START PROVIDED RECORDS

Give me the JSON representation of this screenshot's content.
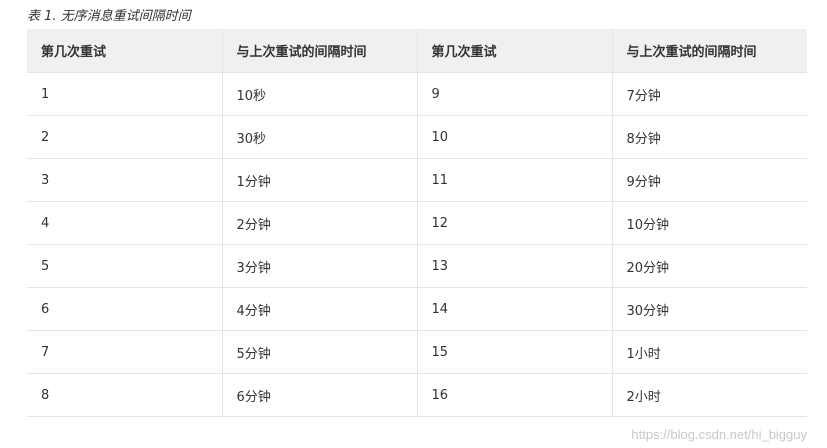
{
  "caption": "表 1. 无序消息重试间隔时间",
  "table": {
    "headers": [
      "第几次重试",
      "与上次重试的间隔时间",
      "第几次重试",
      "与上次重试的间隔时间"
    ],
    "rows": [
      [
        "1",
        "10秒",
        "9",
        "7分钟"
      ],
      [
        "2",
        "30秒",
        "10",
        "8分钟"
      ],
      [
        "3",
        "1分钟",
        "11",
        "9分钟"
      ],
      [
        "4",
        "2分钟",
        "12",
        "10分钟"
      ],
      [
        "5",
        "3分钟",
        "13",
        "20分钟"
      ],
      [
        "6",
        "4分钟",
        "14",
        "30分钟"
      ],
      [
        "7",
        "5分钟",
        "15",
        "1小时"
      ],
      [
        "8",
        "6分钟",
        "16",
        "2小时"
      ]
    ]
  },
  "watermark": "https://blog.csdn.net/hi_bigguy",
  "colors": {
    "header_bg": "#f0f0f0",
    "border": "#e4e4e4",
    "text": "#333333",
    "watermark": "#c8c8c8"
  }
}
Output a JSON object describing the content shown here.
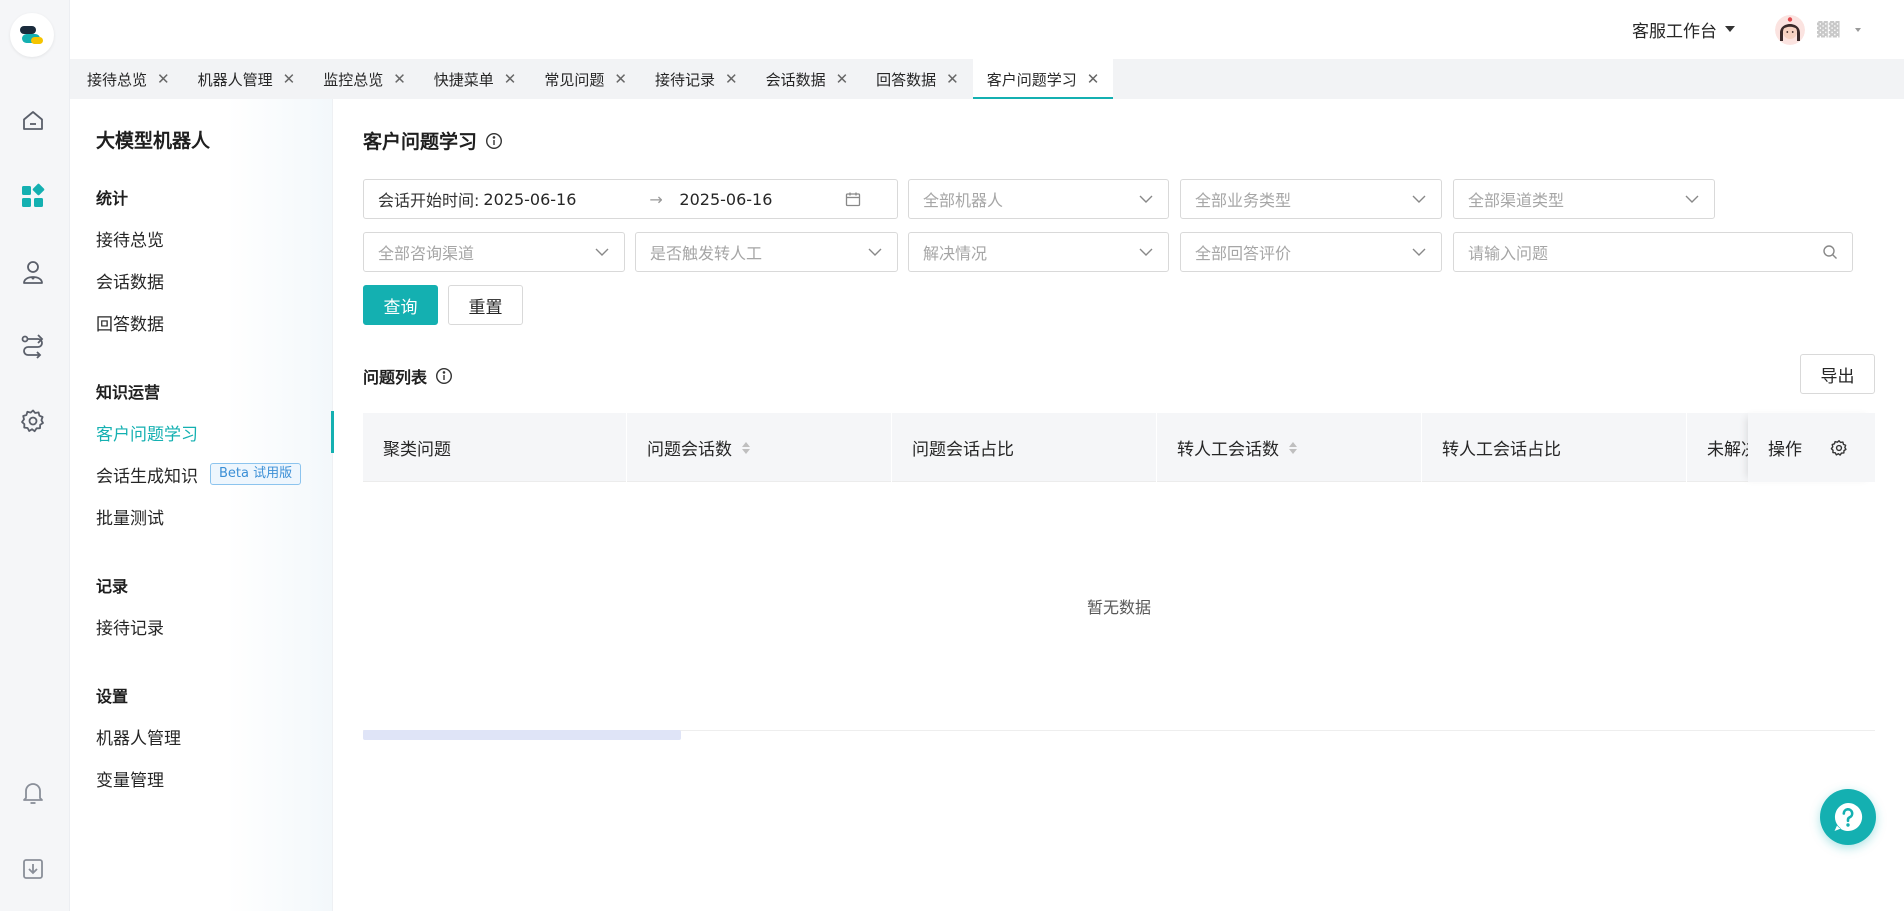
{
  "header": {
    "workspace_label": "客服工作台",
    "user_name": "▓▓"
  },
  "tabs": [
    {
      "label": "接待总览",
      "active": false
    },
    {
      "label": "机器人管理",
      "active": false
    },
    {
      "label": "监控总览",
      "active": false
    },
    {
      "label": "快捷菜单",
      "active": false
    },
    {
      "label": "常见问题",
      "active": false
    },
    {
      "label": "接待记录",
      "active": false
    },
    {
      "label": "会话数据",
      "active": false
    },
    {
      "label": "回答数据",
      "active": false
    },
    {
      "label": "客户问题学习",
      "active": true
    }
  ],
  "tab_close_glyph": "✕",
  "sidebar": {
    "title": "大模型机器人",
    "groups": [
      {
        "label": "统计",
        "items": [
          "接待总览",
          "会话数据",
          "回答数据"
        ]
      },
      {
        "label": "知识运营",
        "items": [
          "客户问题学习",
          "会话生成知识",
          "批量测试"
        ]
      },
      {
        "label": "记录",
        "items": [
          "接待记录"
        ]
      },
      {
        "label": "设置",
        "items": [
          "机器人管理",
          "变量管理"
        ]
      }
    ],
    "active_item": "客户问题学习",
    "beta_badge": "Beta 试用版"
  },
  "page": {
    "title": "客户问题学习",
    "filters": {
      "date_label": "会话开始时间:",
      "date_start": "2025-06-16",
      "date_end": "2025-06-16",
      "date_arrow": "→",
      "robot_placeholder": "全部机器人",
      "business_placeholder": "全部业务类型",
      "channel_type_placeholder": "全部渠道类型",
      "consult_channel_placeholder": "全部咨询渠道",
      "transfer_placeholder": "是否触发转人工",
      "resolution_placeholder": "解决情况",
      "rating_placeholder": "全部回答评价",
      "question_placeholder": "请输入问题"
    },
    "query_button": "查询",
    "reset_button": "重置",
    "list_title": "问题列表",
    "export_button": "导出",
    "table": {
      "columns": [
        "聚类问题",
        "问题会话数",
        "问题会话占比",
        "转人工会话数",
        "转人工会话占比",
        "未解决"
      ],
      "operation_column": "操作",
      "empty_text": "暂无数据"
    }
  },
  "colors": {
    "accent": "#14b0b1",
    "beta_border": "#8cc4ee",
    "beta_text": "#3b8fd6"
  }
}
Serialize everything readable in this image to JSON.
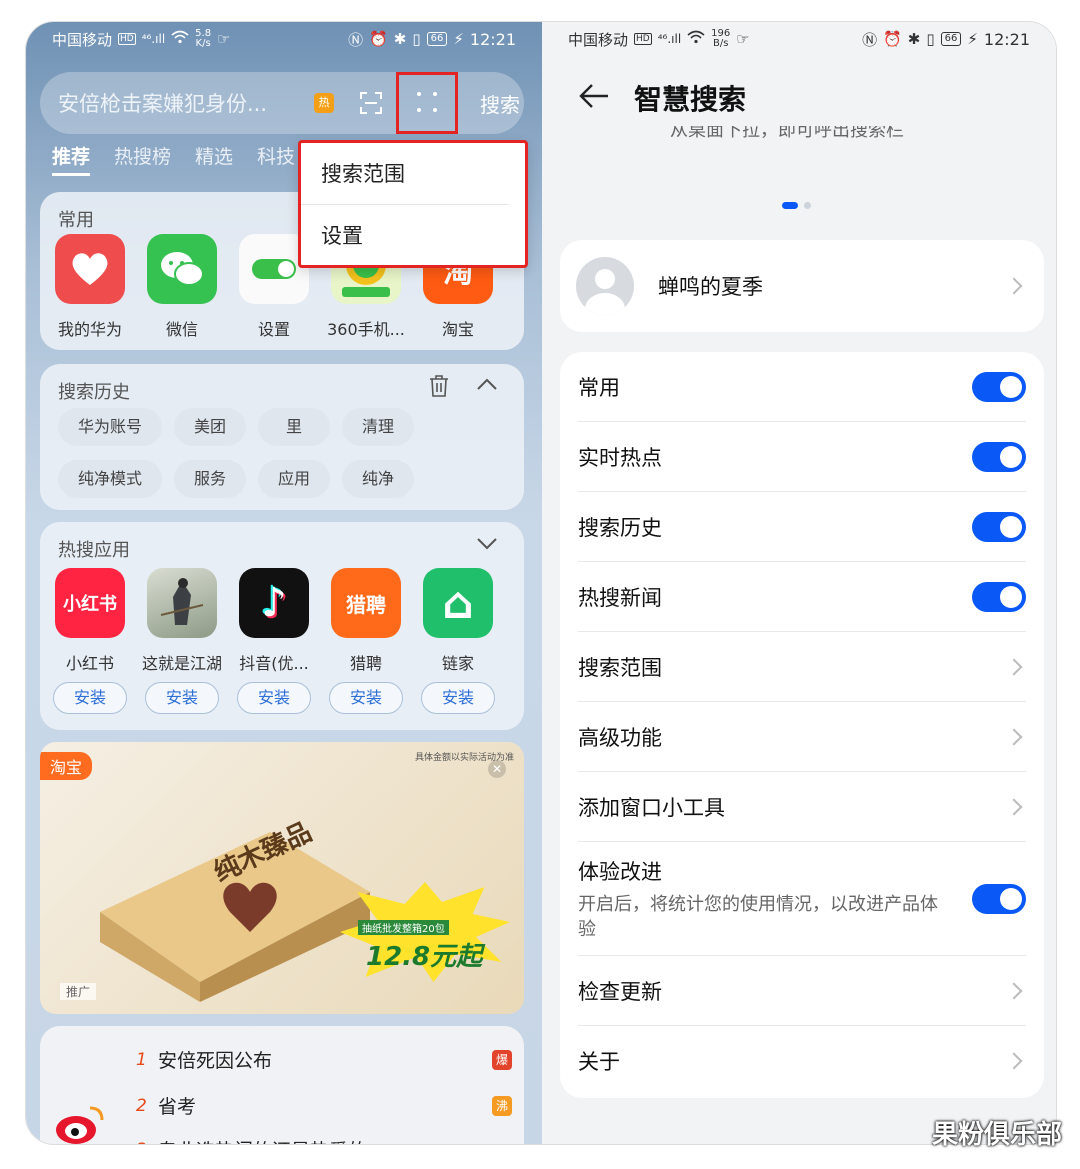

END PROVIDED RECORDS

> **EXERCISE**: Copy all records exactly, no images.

> **OUTPUT FOR THIS TASK**:
Give me the JSON representation of this screenshot's content.
{
  "caption": "表 1. 无序消息重试间隔时间",
  "table": {
    "headers": [
      "第几次重试",
      "与上次重试的间隔时间",
      "第几次重试",
      "与上次重试的间隔时间"
    ],
    "rows": [
      [
        "1",
        "10秒",
        "9",
        "7分钟"
      ],
      [
        "2",
        "30秒",
        "10",
        "8分钟"
      ],
      [
        "3",
        "1分钟",
        "11",
        "9分钟"
      ],
      [
        "4",
        "2分钟",
        "12",
        "10分钟"
      ],
      [
        "5",
        "3分钟",
        "13",
        "20分钟"
      ],
      [
        "6",
        "4分钟",
        "14",
        "30分钟"
      ],
      [
        "7",
        "5分钟",
        "15",
        "1小时"
      ],
      [
        "8",
        "6分钟",
        "16",
        "2小时"
      ]
    ]
  },
  "watermark": "https://blog.csdn.net/hi_bigguy",
  "colors": {
    "header_bg": "#f0f0f0",
    "border": "#e4e4e4",
    "text": "#333333",
    "watermark": "#c8c8c8"
  }
}
Output a JSON object describing the content shown here.
{
  "header": {
    "workspace_label": "客服工作台",
    "user_name": "▓▓"
  },
  "tabs": [
    {
      "label": "接待总览",
      "active": false
    },
    {
      "label": "机器人管理",
      "active": false
    },
    {
      "label": "监控总览",
      "active": false
    },
    {
      "label": "快捷菜单",
      "active": false
    },
    {
      "label": "常见问题",
      "active": false
    },
    {
      "label": "接待记录",
      "active": false
    },
    {
      "label": "会话数据",
      "active": false
    },
    {
      "label": "回答数据",
      "active": false
    },
    {
      "label": "客户问题学习",
      "active": true
    }
  ],
  "tab_close_glyph": "✕",
  "sidebar": {
    "title": "大模型机器人",
    "groups": [
      {
        "label": "统计",
        "items": [
          "接待总览",
          "会话数据",
          "回答数据"
        ]
      },
      {
        "label": "知识运营",
        "items": [
          "客户问题学习",
          "会话生成知识",
          "批量测试"
        ]
      },
      {
        "label": "记录",
        "items": [
          "接待记录"
        ]
      },
      {
        "label": "设置",
        "items": [
          "机器人管理",
          "变量管理"
        ]
      }
    ],
    "active_item": "客户问题学习",
    "beta_badge": "Beta 试用版"
  },
  "page": {
    "title": "客户问题学习",
    "filters": {
      "date_label": "会话开始时间:",
      "date_start": "2025-06-16",
      "date_end": "2025-06-16",
      "date_arrow": "→",
      "robot_placeholder": "全部机器人",
      "business_placeholder": "全部业务类型",
      "channel_type_placeholder": "全部渠道类型",
      "consult_channel_placeholder": "全部咨询渠道",
      "transfer_placeholder": "是否触发转人工",
      "resolution_placeholder": "解决情况",
      "rating_placeholder": "全部回答评价",
      "question_placeholder": "请输入问题"
    },
    "query_button": "查询",
    "reset_button": "重置",
    "list_title": "问题列表",
    "export_button": "导出",
    "table": {
      "columns": [
        "聚类问题",
        "问题会话数",
        "问题会话占比",
        "转人工会话数",
        "转人工会话占比",
        "未解决"
      ],
      "operation_column": "操作",
      "empty_text": "暂无数据"
    }
  },
  "colors": {
    "accent": "#14b0b1",
    "beta_border": "#8cc4ee",
    "beta_text": "#3b8fd6"
  }
}
Serialize everything readable in this image to JSON.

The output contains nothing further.